The Far Reaching Negative Impact of Gum Disease

Periodontal infection damages the supportive tissue and bone that hold your teeth in place. Over time, your periodontal pockets widen and your gums recede, leaving your teeth vulnerable. Periodontal disease is, in fact, the most common cause of tooth loss. Tooth loss can make it difficult to chew and obtain the proper nutrition that your body needs. Gaps left by missing teeth encourage the surrounding teeth to move and shift, and tooth loss also results in further bone loss, which can cause changes to your underlying facial structure.

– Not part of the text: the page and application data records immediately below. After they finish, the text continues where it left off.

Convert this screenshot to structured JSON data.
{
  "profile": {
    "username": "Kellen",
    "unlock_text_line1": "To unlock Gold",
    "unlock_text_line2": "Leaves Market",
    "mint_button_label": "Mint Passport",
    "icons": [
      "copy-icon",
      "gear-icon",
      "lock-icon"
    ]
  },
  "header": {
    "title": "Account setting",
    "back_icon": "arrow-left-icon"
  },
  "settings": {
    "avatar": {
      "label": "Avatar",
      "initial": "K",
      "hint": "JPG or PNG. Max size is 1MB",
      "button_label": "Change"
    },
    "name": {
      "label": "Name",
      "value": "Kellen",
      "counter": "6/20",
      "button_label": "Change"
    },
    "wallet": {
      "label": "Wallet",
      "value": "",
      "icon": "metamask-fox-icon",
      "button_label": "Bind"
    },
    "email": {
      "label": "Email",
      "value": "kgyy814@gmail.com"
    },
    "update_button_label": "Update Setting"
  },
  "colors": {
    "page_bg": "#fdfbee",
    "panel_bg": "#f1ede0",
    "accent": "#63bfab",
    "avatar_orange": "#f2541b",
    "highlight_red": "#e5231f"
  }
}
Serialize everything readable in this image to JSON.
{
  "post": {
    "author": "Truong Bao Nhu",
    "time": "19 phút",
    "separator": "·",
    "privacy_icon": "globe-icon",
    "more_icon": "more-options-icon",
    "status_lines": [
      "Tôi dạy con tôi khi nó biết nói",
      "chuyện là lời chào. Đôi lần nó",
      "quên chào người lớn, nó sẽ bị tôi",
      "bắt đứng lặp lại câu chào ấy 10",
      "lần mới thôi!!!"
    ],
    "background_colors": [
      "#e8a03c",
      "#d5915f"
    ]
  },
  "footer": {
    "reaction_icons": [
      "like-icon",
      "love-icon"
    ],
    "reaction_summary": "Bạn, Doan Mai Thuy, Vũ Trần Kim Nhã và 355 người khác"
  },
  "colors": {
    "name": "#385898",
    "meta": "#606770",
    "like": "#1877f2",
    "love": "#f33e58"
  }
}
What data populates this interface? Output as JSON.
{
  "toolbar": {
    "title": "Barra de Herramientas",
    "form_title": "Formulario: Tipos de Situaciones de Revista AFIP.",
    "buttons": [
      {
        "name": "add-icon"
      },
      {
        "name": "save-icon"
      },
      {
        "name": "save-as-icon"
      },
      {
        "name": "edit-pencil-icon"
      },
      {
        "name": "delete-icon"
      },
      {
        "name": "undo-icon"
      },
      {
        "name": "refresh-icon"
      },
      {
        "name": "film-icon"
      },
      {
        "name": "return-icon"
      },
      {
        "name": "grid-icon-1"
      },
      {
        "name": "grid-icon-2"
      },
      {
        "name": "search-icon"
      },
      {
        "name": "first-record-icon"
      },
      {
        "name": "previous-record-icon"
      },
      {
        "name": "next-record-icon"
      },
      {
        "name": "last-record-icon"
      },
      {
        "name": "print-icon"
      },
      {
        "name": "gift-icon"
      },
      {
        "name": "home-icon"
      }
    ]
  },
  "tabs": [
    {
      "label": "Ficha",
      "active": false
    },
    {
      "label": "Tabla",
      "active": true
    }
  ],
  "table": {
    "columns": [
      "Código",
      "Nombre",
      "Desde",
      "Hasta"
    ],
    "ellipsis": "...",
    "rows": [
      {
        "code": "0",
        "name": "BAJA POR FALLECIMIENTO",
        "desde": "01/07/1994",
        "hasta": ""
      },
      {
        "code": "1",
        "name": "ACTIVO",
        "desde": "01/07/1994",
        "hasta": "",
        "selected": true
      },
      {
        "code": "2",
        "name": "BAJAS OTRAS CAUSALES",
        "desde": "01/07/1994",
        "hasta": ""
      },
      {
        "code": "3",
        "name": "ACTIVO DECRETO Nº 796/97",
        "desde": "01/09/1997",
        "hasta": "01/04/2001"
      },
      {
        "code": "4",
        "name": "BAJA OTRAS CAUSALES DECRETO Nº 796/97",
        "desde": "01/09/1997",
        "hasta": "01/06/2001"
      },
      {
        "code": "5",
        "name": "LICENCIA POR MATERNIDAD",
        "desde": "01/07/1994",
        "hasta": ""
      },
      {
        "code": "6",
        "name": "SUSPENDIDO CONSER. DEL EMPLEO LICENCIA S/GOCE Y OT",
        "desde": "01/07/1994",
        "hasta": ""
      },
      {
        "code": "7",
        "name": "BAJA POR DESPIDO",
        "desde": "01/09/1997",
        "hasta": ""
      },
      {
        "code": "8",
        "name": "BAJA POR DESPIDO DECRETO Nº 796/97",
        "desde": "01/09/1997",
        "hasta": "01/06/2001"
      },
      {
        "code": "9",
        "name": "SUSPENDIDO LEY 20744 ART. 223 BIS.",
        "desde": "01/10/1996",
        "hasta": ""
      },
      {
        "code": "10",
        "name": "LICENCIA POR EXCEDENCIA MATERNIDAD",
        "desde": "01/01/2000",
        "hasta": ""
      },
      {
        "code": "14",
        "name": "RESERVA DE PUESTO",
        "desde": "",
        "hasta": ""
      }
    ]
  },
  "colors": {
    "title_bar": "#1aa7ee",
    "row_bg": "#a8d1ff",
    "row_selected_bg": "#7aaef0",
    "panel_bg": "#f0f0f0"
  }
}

Beyond the direct affect of tooth loss, how does this oral infection contribute to so many conditions throughout the body? One avenue is the circulatory system. Bacteria can enter the bloodstream through your gum tissue and once inside, it has access to all of your vital organs. Some conditions, like diabetes, share a reciprocal link with gum disease wherein a diabetic will have difficulty controlling blood sugar levels when periodontal infection is present. Another is that your periodontal infection creates chronic inflammation and a persistent infection that taxes your immune system. This seemingly small infection can have a tremendous impact on your overall well-being. If you have noticed gum irritation or bleeding, schedule a visit with our office for early treatment of gum disease.